Sept. 29, 2015 -- Although fetal tissue research has made headlines in recent months, the controversy about it is nothing new.
Used in scientific studies since the 1930s, the tissue comes from induced abortions and miscarriages that would otherwise be discarded, according to the American Society for Cell Biology (ASCB). Fetal tissue research is legal in the United States. The Reagan administration in 1988 ordered an end to federal funding of this research. But in 1993, Congress passed the National Institutes of Health Revitalization Act, which formalized President Bill Clinton’s lifting of the moratorium.
State and local governments can enact their own laws governing fetal tissue research. Indiana, Ohio, North Dakota, Oklahoma, and South Dakota ban studies involving tissue from aborted fetuses, and several other states are considering restricting or banning it, says Elizabeth Nash of the Guttmacher Institute, an abortion rights nonprofit organization in Washington, D.C. Anti-abortion groups and lawmakers say that scientists have tools other than fetal tissue with which to answer important questions.

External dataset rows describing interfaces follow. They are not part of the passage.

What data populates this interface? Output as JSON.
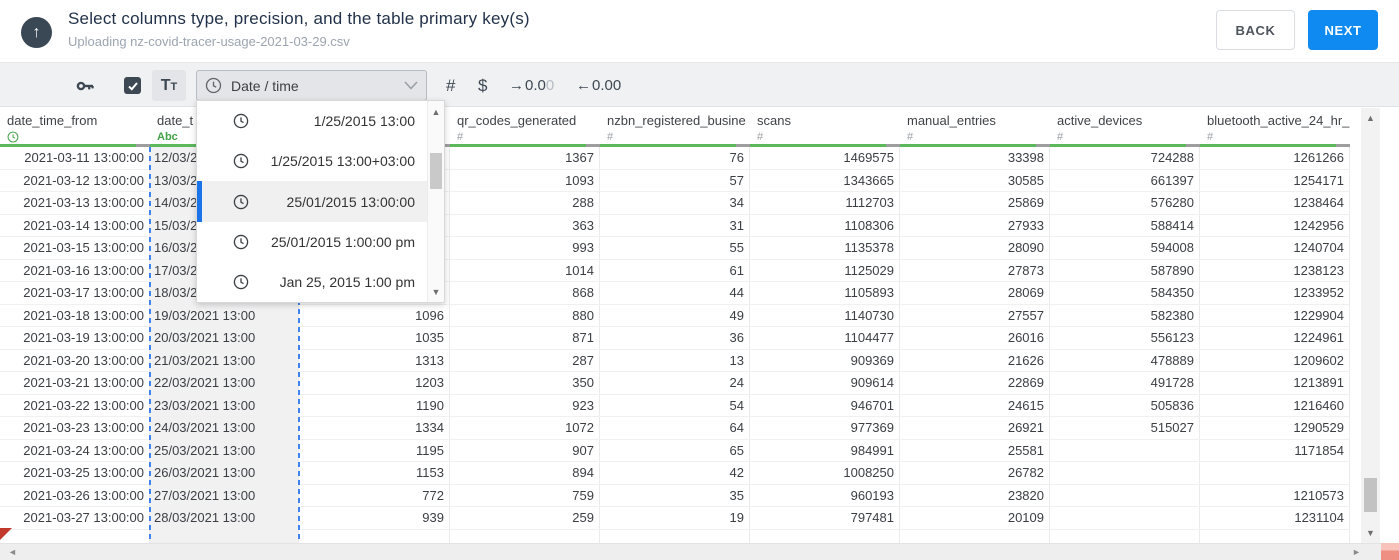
{
  "header": {
    "title": "Select columns type, precision, and the table primary key(s)",
    "subtitle": "Uploading nz-covid-tracer-usage-2021-03-29.csv",
    "back_label": "BACK",
    "next_label": "NEXT"
  },
  "toolbar": {
    "text_type_label": "Tt",
    "type_dropdown_value": "Date / time",
    "number_symbol": "#",
    "currency_symbol": "$",
    "increase_decimal": {
      "arrow": "→",
      "value": "0.0",
      "faded": "0"
    },
    "decrease_decimal": {
      "arrow": "←",
      "value": "0.00"
    },
    "checkbox_checked": true
  },
  "type_dropdown": {
    "selected_index": 2,
    "options": [
      {
        "label": "1/25/2015 13:00"
      },
      {
        "label": "1/25/2015 13:00+03:00"
      },
      {
        "label": "25/01/2015 13:00:00"
      },
      {
        "label": "25/01/2015 1:00:00 pm"
      },
      {
        "label": "Jan 25, 2015 1:00 pm"
      }
    ]
  },
  "table": {
    "columns": [
      {
        "name": "date_time_from",
        "type": "clock",
        "align": "right",
        "selected": false
      },
      {
        "name": "date_t",
        "type": "Abc",
        "align": "left",
        "selected": true
      },
      {
        "name": "",
        "type": "",
        "align": "right",
        "selected": false
      },
      {
        "name": "qr_codes_generated",
        "type": "#",
        "align": "right",
        "selected": false
      },
      {
        "name": "nzbn_registered_busine",
        "type": "#",
        "align": "right",
        "selected": false
      },
      {
        "name": "scans",
        "type": "#",
        "align": "right",
        "selected": false
      },
      {
        "name": "manual_entries",
        "type": "#",
        "align": "right",
        "selected": false
      },
      {
        "name": "active_devices",
        "type": "#",
        "align": "right",
        "selected": false
      },
      {
        "name": "bluetooth_active_24_hr_",
        "type": "#",
        "align": "right",
        "selected": false
      }
    ],
    "rows": [
      [
        "2021-03-11 13:00:00",
        "12/03/2",
        "",
        "1367",
        "76",
        "1469575",
        "33398",
        "724288",
        "1261266"
      ],
      [
        "2021-03-12 13:00:00",
        "13/03/2",
        "",
        "1093",
        "57",
        "1343665",
        "30585",
        "661397",
        "1254171"
      ],
      [
        "2021-03-13 13:00:00",
        "14/03/2",
        "",
        "288",
        "34",
        "1112703",
        "25869",
        "576280",
        "1238464"
      ],
      [
        "2021-03-14 13:00:00",
        "15/03/2",
        "",
        "363",
        "31",
        "1108306",
        "27933",
        "588414",
        "1242956"
      ],
      [
        "2021-03-15 13:00:00",
        "16/03/2",
        "",
        "993",
        "55",
        "1135378",
        "28090",
        "594008",
        "1240704"
      ],
      [
        "2021-03-16 13:00:00",
        "17/03/2",
        "",
        "1014",
        "61",
        "1125029",
        "27873",
        "587890",
        "1238123"
      ],
      [
        "2021-03-17 13:00:00",
        "18/03/2",
        "",
        "868",
        "44",
        "1105893",
        "28069",
        "584350",
        "1233952"
      ],
      [
        "2021-03-18 13:00:00",
        "19/03/2021 13:00",
        "1096",
        "880",
        "49",
        "1140730",
        "27557",
        "582380",
        "1229904"
      ],
      [
        "2021-03-19 13:00:00",
        "20/03/2021 13:00",
        "1035",
        "871",
        "36",
        "1104477",
        "26016",
        "556123",
        "1224961"
      ],
      [
        "2021-03-20 13:00:00",
        "21/03/2021 13:00",
        "1313",
        "287",
        "13",
        "909369",
        "21626",
        "478889",
        "1209602"
      ],
      [
        "2021-03-21 13:00:00",
        "22/03/2021 13:00",
        "1203",
        "350",
        "24",
        "909614",
        "22869",
        "491728",
        "1213891"
      ],
      [
        "2021-03-22 13:00:00",
        "23/03/2021 13:00",
        "1190",
        "923",
        "54",
        "946701",
        "24615",
        "505836",
        "1216460"
      ],
      [
        "2021-03-23 13:00:00",
        "24/03/2021 13:00",
        "1334",
        "1072",
        "64",
        "977369",
        "26921",
        "515027",
        "1290529"
      ],
      [
        "2021-03-24 13:00:00",
        "25/03/2021 13:00",
        "1195",
        "907",
        "65",
        "984991",
        "25581",
        "",
        "1171854"
      ],
      [
        "2021-03-25 13:00:00",
        "26/03/2021 13:00",
        "1153",
        "894",
        "42",
        "1008250",
        "26782",
        "",
        ""
      ],
      [
        "2021-03-26 13:00:00",
        "27/03/2021 13:00",
        "772",
        "759",
        "35",
        "960193",
        "23820",
        "",
        "1210573"
      ],
      [
        "2021-03-27 13:00:00",
        "28/03/2021 13:00",
        "939",
        "259",
        "19",
        "797481",
        "20109",
        "",
        "1231104"
      ]
    ]
  },
  "icons": {
    "upload_arrow": "↑",
    "scroll_up": "▲",
    "scroll_down": "▼",
    "scroll_left": "◄",
    "scroll_right": "►"
  },
  "colors": {
    "next_button_blue": "#0f8af0",
    "type_green": "#43a047",
    "header_underline_green": "#5cb85c",
    "column_selection_blue": "#3f83f1",
    "selected_option_bar_blue": "#1a73e8",
    "toolbar_icon_dark": "#3d4852",
    "corner_marker_red": "#c0392b",
    "corner_scrollbar_salmon": "#ef8e82"
  }
}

WebMD asked brain researchers Anita Bhattacharyya, PhD, of the University of Wisconsin-Madison, and Jorge Busciglio, PhD, of the University of California-Irvine, about using fetal tissue in scientific research.
Q. How do scientists obtain fetal tissue?
A. According to federal law, a woman must give written consent to donate fetal tissue, and only after she has requested an abortion. Paying for anything beyond “reasonable” costs related to obtaining fetal tissue is illegal. The National Institutes of Health (NIH) coordinates a network of six fetal brain and tissue repositories across the country. The NIH brain bank supplies tissue to qualified researchers who apply for it.
Q. Why do scientists use it in research?
A. Fetal tissue is being used to develop and test vaccines and treatments for HIV/AIDS, the flu, dengue fever, and hepatitis B and C. Also, scientists are using this tissue to understand a variety of diseases and health conditions, including vision problems, Parkinson’s disease, and miscarriage.
Bhattacharyya does research into Down syndrome and fragile X syndrome, conditions that impact IQ. “For Down syndrome specifically, animals aren’t very good,” because their brains and chromosomes are so different from humans’, she says.
Busciglio studies cells called human cortical neurons, a particular type of brain cell that is affected in Down syndrome and Alzheimer’s disease. The simplest way to obtain human cortical neurons is from fetal brain samples, he says. “It’s really critical to do some of these experiments in these types of cells,” Busciglio says. “If we don’t have these cells, we don’t have our answer.”
Another research area using the tissue is miscarriage, Bhattacharyya says. Like Down syndrome, miscarriage can’t be studied in animals, she says.
Q. Could researchers use other types of cells, such as adult stem cells, instead of cells from fetal tissue?
A. In fiscal year 2016, which begins Thursday, the NIH estimates that its funding for research involving human fetal tissue will total about $77 million, far less than the nearly $3 billion it plans to spend on all types of stem cell research.
Fetal tissue represents “a much smaller part of my research than it used to, but it’s still critical,” Bhattacharyya says. Instead, she uses a type of stem cell, called pluripotent stem cells, to create brain cells.
Although the stem cells are promising, Busciglio says he is not sure they can replace fetal tissue in the same way.
Not all researchers agree, however, that fetal tissue cells are necessary for research; some feel strongly that it isn't.
Q. What medical advancements have happened as a result of fetal tissue research?